He married Solona Torralba in 1953, with whom he had four children, Rhona, Chet, Marc, and Don. He died on 5 July 2022.
Lorenzo Maningo de la Serna was a writer, editor and long-time collaborator of Canoy in journalism and the arts.
He was editor-in-chief of the defunct The Mindanao Post, one of Cagayan de Oro’s longest running weekly newspapers, and twice president of the Cagayan de Oro Press Club (1966-1967, 1977-1978).
Lorie started his career as a talent and scriptwriter for Phil-Ads, a Manila-based advertising agency, then producing radio dramas for DYRC-DYBU, the only two broadcast stations in the Visayas, while taking Liberal Arts at Colegio de San Jose-Recoletos.
He was still in the first year AB when he won the position of associate editor and eventually elevated to editor-in-chief of CSJ-R’s school organ, Adelante, which earned him full scholarship and membership to the prestigious Cebu Editors Guild and later, the Association of Cebu Journalists (ACI). (Corrales, 2011)
Already a broadcast journalist in Cebu, De La Serna first came to Cagayan de Oro in 1952 to work as a draftsman under Col. Pablo Calo, G2 of the IV Military Area (now 4th Infantry Division, Philippine Army).
In 1954, he joined Radio Mindanao Network (RMN) in Cagayan de Oro as jock, scriptwriter, news and commentary producer, production manager and station manager of DXCC, the second broadcast station in the entire Mindanao.
As the network grew, he was tasked to construct, organize. operate and manage other RMN radio and IBC TV stations in different parts of the Visayas and Mindanao, but served longest as station manager of DYHP in Cebu, and DXDC in Davao in the 1970s, until he was recalled to rejoin DXCC in 1976, boosting Canoy’s Perspective as his content writer and producer, which was aired daily on 23 radio stations in the Visayas and Mindanao. (Corrales, 2011)
“The strong ties between my Pa and Atty. Canoy were hinged upon their tandem as co-producers of the longest running VisMin radio commentary, Perspective, where my Pa wrote the content in Cebuano, while Atty. Canoy lent his voice to this radio program– what today is the equivalent of Vox, a popular US- based socmed platform that explains just about anything–from news to political affairs, to science and culture,” his son Robert noted.
Besides his journalistic pursuits, the elder De La Serna was active in the literary field also a frequent contributor of short stories and Cebuano grammar lessons to the Bisaya Magazine.

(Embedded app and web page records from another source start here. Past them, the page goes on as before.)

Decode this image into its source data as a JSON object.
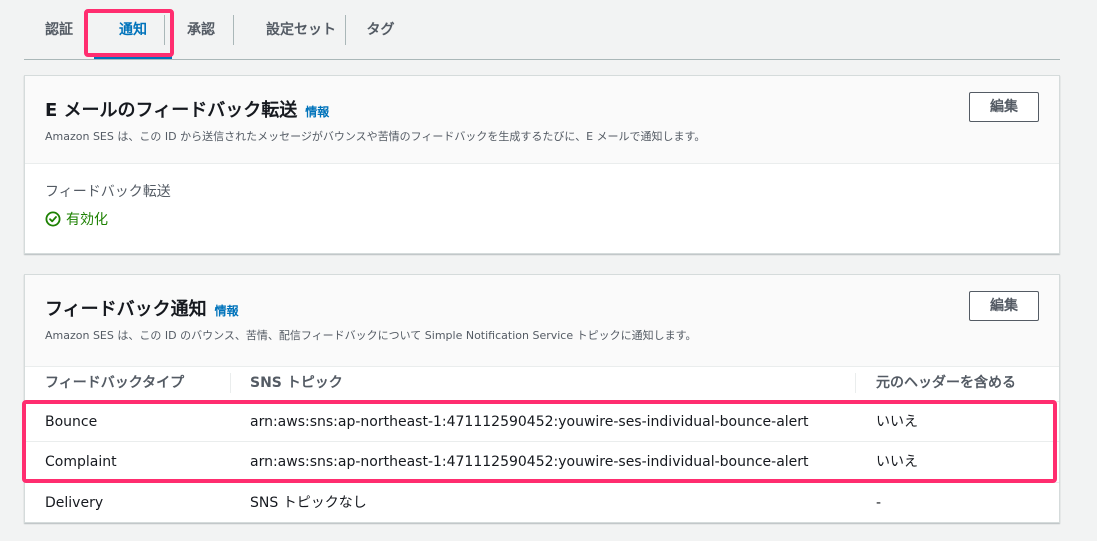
{
  "tabs": [
    "認証",
    "通知",
    "承認",
    "設定セット",
    "タグ"
  ],
  "active_tab": "通知",
  "accent_color": "#0073bb",
  "highlight_color": "#ff2d6f",
  "email_feedback": {
    "title": "E メールのフィードバック転送",
    "info": "情報",
    "description": "Amazon SES は、この ID から送信されたメッセージがバウンスや苦情のフィードバックを生成するたびに、E メールで通知します。",
    "edit_label": "編集",
    "field_label": "フィードバック転送",
    "status": "有効化",
    "status_icon": "check-circle-icon"
  },
  "feedback_notifications": {
    "title": "フィードバック通知",
    "info": "情報",
    "description": "Amazon SES は、この ID のバウンス、苦情、配信フィードバックについて Simple Notification Service トピックに通知します。",
    "edit_label": "編集",
    "columns": [
      "フィードバックタイプ",
      "SNS トピック",
      "元のヘッダーを含める"
    ],
    "rows": [
      {
        "type": "Bounce",
        "topic": "arn:aws:sns:ap-northeast-1:471112590452:youwire-ses-individual-bounce-alert",
        "headers": "いいえ"
      },
      {
        "type": "Complaint",
        "topic": "arn:aws:sns:ap-northeast-1:471112590452:youwire-ses-individual-bounce-alert",
        "headers": "いいえ"
      },
      {
        "type": "Delivery",
        "topic": "SNS トピックなし",
        "headers": "-"
      }
    ]
  }
}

“As editor of the 1990s Cebu-based newspaper, Ang Sugbuanon, he became a founding member of the Visayan Academy of Arts and Letters Foundation, Inc. which was established in 1995 (now the Akademiyang Bisaya since 2009) a non-stock, non-profit and non-sectoral corporation of language preservation advocates, promoting and regulating the Visayan-Cebuano language,” Robert shared.
Acknowledged as an authority in Visayan lingua franca, he was commissioned as consultant-editor and was awarded a Plaque of Appreciation “for his outstanding contribution to the Catholic Bible Society for Asia in the translation of the Bible into Cebuano language.”
In 1998, as Most Outstanding District Deputy he was awarded the rare privilegé to attend as delegate representing Mindanao to the international convention of the Knights of Columbus in Cincinnati, Ohio, USA.
De la Serna played a key supporting role in the movie, Cesar Amigo’s Sa Dulo ng Kris (1977) where he co-wrote the screenplay as an uncredited writer with Amigo and Canoy. The film produced by Reuben Canoy Productions, tells the story of a sibling rivalry between rebel figure Joseph Estrada and military officer Vic Vargas over their love interest for a Muslim damsel, Inez Bond Manapul (in her first film role).
He wrote the screenplay and directed the last Visayan cinema ever filmed in Cebu, Sa Imong Lawas ug Dugo, which also produced by Reuben Canoy in 1979. (Corrales, 2011)